Original Research ARTICLE
Monetary incentives in speeded perceptual decision: effects of penalizing errors versus slow responses
- 1 Department of Psychology, Universität Konstanz, Konstanz, Germany
- 2 Zukunftskolleg, Universität Konstanz, Konstanz, Germany
The influence of monetary incentives on performance has been widely investigated among various disciplines. While the results reveal positive incentive effects only under specific conditions, the exact nature, and the contribution of mediating factors are largely unexplored. The present study examined influences of payoff schemes as one of these factors. In particular, we manipulated penalties for errors and slow responses in a speeded categorization task. The data show improved performance for monetary over symbolic incentives when (a) penalties are higher for slow responses than for errors, and (b) neither slow responses nor errors are punished. Conversely, payoff schemes with stronger punishment for errors than for slow responses resulted in worse performance under monetary incentives.
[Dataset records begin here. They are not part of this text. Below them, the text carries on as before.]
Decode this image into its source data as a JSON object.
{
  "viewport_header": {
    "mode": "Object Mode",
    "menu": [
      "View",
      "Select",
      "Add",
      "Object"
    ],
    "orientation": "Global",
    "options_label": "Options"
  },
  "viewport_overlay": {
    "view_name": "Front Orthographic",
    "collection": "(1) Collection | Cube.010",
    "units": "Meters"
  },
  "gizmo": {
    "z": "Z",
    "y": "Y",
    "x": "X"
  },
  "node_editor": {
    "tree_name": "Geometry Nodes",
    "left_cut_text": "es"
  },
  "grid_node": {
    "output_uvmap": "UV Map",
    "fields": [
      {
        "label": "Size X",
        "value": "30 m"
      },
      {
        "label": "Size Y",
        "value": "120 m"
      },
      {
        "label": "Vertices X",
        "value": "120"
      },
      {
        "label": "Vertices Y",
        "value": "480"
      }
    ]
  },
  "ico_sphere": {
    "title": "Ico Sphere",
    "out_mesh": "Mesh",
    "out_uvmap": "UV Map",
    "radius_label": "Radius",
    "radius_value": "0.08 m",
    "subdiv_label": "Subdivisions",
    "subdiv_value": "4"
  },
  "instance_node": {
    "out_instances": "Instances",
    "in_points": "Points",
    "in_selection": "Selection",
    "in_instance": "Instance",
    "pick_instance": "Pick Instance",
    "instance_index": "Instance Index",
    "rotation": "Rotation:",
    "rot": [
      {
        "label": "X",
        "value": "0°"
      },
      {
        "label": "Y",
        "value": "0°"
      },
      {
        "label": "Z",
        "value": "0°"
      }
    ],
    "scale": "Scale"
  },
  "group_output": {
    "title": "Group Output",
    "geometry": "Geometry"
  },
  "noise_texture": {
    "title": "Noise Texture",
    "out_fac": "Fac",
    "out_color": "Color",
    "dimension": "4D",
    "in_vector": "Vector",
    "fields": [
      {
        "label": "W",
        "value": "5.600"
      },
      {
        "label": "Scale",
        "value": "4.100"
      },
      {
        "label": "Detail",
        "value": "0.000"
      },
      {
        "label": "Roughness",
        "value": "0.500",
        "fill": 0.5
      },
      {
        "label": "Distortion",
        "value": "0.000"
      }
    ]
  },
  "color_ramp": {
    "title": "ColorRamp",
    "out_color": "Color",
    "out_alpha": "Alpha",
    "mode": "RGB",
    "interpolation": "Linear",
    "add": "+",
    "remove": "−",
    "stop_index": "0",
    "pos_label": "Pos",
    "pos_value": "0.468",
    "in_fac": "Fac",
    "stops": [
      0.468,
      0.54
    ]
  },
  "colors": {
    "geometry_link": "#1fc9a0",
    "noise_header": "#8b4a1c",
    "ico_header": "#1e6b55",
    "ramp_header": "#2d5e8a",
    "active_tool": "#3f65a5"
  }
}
The findings suggest that an emphasis of speed is favorable for positive influences of monetary incentives, whereas an emphasis of accuracy under time pressure has the opposite effect.
Keywords: monetary reward, flanker task, attentional effort, speed–accuracy tradeoff
Citation: Dambacher M Hübner R and Schlösser J (2011) Monetary incentives in speeded perceptual decision: effects of penalizing errors versus slow responses. Front. Psychology 2:248. doi: 10.3389/fpsyg.2011.00248
Received: 02 March 2011;
Accepted: 07 September 2011;
Published online: 26 September 2011.
Edited by:Mattie Tops, University of Groningen, Netherlands
Reviewed by:Todd S. Braver, Washington University, USA
Maarten A. S. Boksem, Erasmus University Rotterdam, Netherlands
Copyright: © 2011 Dambacher, Hübner and Schlösser. This is an open-access article subject to a non-exclusive license between the authors and Frontiers Media SA, which permits use, distribution and reproduction in other forums, provided the original authors and source are credited and other Frontiers conditions are complied with.
*Correspondence: Michael Dambacher, Fachbereich Psychologie, Universität Konstanz, Fach D29, D-78457 Konstanz, Germany. e-mail: michael.dambacher@uni- konstanz.de